From a club side it was a pity Barry Murray had to retire with a sprained ankle having sat in the front pack early on but with Torben 3rd, Dave Docherty 57th and young Jack Kennedy winning the junior race, it was still a good day for the club for which this race is a Club Road and Trail Championship counter for 2017 as well.

Winter / Spring League

I must say I am impressed by the Winter/Spring League - if you had asked me a few years ago I would probably have voted in favour of abolishing it, as I was one of the people who questioned the need to stretch the associations resources across the year and what the point would be of racing this early in the year. The neighbouring Spring League had also become an irrelevance in terms of numbers and was rightly scrapped. 

However, the new format provides for a more well-attended contest and a counter-point in the season for the Leinster League which is groaning and creaking underneath the weight of its own numbers. Having the two leagues closing in on parity gives hill runners a chance to decide whether they will run hills in winter, in summer or both. If someone has designs on other racing on cross-country, track and roads, they now have the flexibility to choose either/or without losing out on a longer league challenge.

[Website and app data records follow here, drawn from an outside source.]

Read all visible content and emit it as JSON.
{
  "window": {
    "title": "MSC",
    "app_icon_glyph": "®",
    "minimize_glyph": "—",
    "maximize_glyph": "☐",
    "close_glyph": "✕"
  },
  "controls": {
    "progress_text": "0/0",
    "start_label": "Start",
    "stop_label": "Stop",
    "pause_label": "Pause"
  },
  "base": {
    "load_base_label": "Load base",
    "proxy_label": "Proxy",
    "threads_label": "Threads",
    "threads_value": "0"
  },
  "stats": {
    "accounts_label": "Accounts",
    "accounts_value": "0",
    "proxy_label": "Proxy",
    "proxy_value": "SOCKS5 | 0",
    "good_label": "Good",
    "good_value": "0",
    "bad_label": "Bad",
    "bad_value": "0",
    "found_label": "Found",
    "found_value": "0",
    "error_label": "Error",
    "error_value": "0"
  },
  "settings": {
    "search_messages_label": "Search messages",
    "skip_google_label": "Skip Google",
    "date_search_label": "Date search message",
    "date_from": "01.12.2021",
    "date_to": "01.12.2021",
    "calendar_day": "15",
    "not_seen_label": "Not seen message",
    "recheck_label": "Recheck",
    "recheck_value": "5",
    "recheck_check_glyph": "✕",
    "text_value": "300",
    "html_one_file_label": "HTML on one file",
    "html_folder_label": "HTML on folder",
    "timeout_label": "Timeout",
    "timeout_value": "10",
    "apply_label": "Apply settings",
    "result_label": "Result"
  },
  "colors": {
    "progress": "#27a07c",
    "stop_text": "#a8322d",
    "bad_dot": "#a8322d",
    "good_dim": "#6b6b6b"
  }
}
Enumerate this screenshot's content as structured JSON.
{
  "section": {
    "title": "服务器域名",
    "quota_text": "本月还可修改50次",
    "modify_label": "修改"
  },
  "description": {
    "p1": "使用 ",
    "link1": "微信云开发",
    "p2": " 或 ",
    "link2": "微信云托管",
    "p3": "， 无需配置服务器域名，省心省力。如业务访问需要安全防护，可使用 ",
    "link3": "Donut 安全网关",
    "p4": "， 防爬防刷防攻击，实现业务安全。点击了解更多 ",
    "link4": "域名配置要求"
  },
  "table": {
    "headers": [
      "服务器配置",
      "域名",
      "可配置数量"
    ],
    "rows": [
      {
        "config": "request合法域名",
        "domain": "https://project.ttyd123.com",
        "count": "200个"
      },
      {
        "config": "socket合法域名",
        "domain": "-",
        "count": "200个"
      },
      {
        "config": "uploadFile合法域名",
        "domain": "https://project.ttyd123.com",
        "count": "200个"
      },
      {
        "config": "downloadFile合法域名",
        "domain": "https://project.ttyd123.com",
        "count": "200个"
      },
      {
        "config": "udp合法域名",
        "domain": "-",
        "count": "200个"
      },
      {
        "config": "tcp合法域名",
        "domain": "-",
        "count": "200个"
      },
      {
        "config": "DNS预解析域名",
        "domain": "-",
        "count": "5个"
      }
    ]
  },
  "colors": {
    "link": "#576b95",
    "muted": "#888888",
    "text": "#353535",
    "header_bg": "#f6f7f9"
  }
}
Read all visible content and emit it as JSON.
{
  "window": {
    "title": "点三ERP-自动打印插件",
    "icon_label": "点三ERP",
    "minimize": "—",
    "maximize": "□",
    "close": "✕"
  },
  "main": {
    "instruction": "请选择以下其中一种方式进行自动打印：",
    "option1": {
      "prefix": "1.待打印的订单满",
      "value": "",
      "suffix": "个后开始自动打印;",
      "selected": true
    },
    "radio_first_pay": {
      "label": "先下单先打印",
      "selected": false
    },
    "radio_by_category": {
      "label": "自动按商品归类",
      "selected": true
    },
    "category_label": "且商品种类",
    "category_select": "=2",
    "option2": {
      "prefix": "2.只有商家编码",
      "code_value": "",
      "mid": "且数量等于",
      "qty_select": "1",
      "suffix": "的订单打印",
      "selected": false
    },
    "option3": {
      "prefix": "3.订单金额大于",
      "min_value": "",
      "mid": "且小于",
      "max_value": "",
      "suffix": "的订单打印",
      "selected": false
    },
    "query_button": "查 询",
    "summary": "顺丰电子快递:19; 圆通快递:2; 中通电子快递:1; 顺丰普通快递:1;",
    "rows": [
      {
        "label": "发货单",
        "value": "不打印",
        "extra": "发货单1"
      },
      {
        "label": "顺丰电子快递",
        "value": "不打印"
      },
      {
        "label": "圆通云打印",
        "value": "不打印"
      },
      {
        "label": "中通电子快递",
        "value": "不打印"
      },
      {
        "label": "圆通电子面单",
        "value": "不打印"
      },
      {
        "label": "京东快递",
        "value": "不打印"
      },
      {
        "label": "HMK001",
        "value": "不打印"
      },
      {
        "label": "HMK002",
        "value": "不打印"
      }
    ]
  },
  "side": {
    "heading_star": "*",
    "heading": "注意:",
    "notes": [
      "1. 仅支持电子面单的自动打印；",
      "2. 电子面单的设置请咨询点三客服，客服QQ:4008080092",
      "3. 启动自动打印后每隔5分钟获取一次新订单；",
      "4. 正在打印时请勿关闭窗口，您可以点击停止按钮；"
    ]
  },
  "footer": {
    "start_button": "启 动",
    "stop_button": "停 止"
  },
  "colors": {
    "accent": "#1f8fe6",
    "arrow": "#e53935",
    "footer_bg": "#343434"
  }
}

The standard in the Leinster League remains higher than in the Winter / Spring League but this may change in time. The league format itself does pose a challenge to elites and aspiring elites for whom the schedule invites over-racing if they are to be also gunning for major championships and national-level races but the leagues are not primarily a vehicle for the elite but for the fun and participation of the mass membership. The mass membership do not periodise and racing is done year-round as a 'reward' for the regular training - this means the IMRA calendar must support some level of racing for most of the year (but the existing three month period with few races is still wise to give everyone a breather). Elites can prioritise - as some had to do with the National Cross-Country Championships being on the same day - hill runners did well there with Ian Conroy in 4th, Des Kennedy 13th, Tom Blackurn 54th and Jason Kehoe 67th

(few errors to be worked out - Ben Brennan in 8th ran the junior course, Catherine Devitt- 2nd woman - not listed yet. Etc.)